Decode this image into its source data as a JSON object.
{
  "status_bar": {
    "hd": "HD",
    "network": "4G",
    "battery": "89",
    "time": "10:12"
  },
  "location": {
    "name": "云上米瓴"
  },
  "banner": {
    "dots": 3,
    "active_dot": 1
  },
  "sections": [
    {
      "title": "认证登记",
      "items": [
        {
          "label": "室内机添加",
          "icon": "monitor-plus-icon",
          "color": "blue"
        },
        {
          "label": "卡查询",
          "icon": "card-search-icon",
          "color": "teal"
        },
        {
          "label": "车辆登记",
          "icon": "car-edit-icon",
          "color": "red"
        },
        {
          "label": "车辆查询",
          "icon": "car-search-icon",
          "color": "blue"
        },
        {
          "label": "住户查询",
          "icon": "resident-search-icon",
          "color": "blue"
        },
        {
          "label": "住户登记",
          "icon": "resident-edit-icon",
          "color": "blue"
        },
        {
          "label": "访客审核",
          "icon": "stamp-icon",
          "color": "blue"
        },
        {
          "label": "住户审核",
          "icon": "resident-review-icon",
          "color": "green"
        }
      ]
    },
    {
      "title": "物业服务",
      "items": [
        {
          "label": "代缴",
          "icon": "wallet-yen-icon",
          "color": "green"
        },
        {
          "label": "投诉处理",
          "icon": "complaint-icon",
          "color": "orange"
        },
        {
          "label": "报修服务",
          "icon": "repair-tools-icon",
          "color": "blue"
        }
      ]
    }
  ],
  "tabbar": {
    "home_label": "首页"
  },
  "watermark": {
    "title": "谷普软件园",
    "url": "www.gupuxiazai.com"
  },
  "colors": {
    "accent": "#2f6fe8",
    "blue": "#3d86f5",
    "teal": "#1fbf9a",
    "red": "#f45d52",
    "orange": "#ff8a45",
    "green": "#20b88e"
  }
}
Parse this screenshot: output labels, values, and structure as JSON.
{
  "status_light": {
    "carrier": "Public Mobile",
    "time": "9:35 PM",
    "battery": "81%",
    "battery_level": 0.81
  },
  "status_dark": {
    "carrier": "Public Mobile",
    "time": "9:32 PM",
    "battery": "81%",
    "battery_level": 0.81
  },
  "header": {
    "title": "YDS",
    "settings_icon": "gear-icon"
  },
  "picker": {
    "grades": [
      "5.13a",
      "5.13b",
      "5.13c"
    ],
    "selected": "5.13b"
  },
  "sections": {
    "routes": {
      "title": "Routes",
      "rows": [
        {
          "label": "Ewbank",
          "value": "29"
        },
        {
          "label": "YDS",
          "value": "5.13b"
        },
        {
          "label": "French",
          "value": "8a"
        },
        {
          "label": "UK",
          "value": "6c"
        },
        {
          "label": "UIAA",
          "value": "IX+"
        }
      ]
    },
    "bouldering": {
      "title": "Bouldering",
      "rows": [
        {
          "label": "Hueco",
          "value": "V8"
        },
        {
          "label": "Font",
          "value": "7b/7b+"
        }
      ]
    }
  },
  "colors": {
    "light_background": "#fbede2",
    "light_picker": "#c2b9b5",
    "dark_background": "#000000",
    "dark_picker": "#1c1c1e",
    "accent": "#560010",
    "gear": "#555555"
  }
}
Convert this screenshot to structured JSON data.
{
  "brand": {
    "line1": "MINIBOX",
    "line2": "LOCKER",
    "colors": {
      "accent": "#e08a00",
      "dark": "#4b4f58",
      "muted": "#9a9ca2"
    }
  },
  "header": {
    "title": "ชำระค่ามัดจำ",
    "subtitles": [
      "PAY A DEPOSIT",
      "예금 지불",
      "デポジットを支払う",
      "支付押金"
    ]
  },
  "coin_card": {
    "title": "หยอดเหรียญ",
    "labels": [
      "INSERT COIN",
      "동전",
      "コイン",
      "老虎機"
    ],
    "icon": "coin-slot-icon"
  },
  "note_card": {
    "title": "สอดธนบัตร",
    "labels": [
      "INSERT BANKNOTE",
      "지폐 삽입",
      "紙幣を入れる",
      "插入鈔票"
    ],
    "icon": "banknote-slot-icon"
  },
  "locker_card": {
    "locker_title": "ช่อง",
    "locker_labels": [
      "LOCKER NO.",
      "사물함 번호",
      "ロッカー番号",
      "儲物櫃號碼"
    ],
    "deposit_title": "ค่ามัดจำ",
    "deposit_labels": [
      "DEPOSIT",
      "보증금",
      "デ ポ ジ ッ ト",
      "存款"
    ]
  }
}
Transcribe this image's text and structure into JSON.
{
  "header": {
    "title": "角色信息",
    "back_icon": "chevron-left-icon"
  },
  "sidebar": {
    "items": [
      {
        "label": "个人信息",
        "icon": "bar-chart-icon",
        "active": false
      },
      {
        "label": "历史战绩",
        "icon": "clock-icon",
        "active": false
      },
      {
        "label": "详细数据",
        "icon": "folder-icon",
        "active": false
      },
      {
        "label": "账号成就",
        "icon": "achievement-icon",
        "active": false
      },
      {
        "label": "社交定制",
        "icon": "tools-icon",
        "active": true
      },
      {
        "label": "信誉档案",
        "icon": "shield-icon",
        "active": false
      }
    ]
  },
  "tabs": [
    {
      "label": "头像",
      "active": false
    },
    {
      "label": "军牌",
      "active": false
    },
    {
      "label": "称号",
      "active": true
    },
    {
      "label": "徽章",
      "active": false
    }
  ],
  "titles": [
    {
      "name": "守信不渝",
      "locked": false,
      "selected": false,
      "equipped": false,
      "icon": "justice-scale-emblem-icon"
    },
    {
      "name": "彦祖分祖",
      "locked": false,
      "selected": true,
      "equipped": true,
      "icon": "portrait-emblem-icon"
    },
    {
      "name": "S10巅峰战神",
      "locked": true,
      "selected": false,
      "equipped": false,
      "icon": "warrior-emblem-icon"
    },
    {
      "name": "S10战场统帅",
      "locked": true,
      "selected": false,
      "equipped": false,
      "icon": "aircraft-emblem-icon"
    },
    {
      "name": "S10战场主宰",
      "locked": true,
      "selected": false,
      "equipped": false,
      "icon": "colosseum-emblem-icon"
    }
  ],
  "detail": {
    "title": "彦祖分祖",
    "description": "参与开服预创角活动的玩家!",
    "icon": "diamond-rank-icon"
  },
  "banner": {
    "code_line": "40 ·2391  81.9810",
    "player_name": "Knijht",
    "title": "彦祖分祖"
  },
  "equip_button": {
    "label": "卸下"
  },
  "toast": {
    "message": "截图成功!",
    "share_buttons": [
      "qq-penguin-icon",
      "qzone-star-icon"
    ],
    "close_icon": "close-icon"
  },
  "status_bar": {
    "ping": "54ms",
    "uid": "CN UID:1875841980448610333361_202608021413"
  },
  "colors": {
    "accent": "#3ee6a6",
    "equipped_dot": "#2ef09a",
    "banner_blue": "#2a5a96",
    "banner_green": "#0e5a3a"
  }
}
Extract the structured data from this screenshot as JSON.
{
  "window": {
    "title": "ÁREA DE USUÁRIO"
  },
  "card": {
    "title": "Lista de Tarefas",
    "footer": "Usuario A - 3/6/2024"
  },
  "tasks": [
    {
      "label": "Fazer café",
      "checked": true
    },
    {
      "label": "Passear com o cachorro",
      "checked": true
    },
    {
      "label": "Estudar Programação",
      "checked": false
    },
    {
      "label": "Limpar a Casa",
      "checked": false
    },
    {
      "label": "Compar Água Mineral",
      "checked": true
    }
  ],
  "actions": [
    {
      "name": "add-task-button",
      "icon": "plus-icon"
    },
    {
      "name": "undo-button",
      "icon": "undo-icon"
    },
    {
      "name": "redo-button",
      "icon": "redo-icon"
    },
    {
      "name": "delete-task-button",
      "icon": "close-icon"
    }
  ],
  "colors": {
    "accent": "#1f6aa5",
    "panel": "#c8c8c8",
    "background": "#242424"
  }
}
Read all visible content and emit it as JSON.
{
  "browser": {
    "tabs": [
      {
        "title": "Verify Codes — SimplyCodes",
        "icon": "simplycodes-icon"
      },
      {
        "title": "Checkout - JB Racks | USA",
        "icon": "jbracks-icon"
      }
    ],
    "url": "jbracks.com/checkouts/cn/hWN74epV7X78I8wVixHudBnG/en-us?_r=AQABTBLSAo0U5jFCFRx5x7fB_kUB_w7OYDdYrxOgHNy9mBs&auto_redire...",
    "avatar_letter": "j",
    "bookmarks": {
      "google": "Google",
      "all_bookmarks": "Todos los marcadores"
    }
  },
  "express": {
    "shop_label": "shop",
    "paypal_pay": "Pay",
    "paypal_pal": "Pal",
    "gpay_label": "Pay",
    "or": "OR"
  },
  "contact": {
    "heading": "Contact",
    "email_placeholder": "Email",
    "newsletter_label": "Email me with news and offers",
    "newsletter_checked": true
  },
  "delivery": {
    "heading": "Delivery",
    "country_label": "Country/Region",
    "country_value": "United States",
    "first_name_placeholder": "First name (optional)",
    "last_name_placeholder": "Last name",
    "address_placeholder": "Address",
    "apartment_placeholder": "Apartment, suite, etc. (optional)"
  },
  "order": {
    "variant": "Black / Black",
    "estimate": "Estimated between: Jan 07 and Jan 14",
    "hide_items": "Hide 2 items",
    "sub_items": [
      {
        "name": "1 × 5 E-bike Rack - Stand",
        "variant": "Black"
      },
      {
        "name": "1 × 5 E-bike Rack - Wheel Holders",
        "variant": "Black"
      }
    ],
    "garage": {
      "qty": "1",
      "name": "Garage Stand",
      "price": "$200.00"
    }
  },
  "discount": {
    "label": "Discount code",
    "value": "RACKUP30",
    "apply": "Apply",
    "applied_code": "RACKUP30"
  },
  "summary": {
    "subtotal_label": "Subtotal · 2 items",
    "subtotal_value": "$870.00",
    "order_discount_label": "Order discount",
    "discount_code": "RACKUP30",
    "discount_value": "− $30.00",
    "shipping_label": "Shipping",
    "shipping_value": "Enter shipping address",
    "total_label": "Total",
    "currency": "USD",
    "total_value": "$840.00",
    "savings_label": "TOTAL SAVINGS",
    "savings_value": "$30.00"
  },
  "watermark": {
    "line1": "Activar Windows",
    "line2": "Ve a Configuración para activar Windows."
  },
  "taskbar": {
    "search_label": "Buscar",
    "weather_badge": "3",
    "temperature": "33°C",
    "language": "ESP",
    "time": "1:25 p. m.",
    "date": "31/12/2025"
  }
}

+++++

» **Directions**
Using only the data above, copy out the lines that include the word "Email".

» **Result**
    "email_placeholder": "Email",
    "newsletter_label": "Email me with news and offers",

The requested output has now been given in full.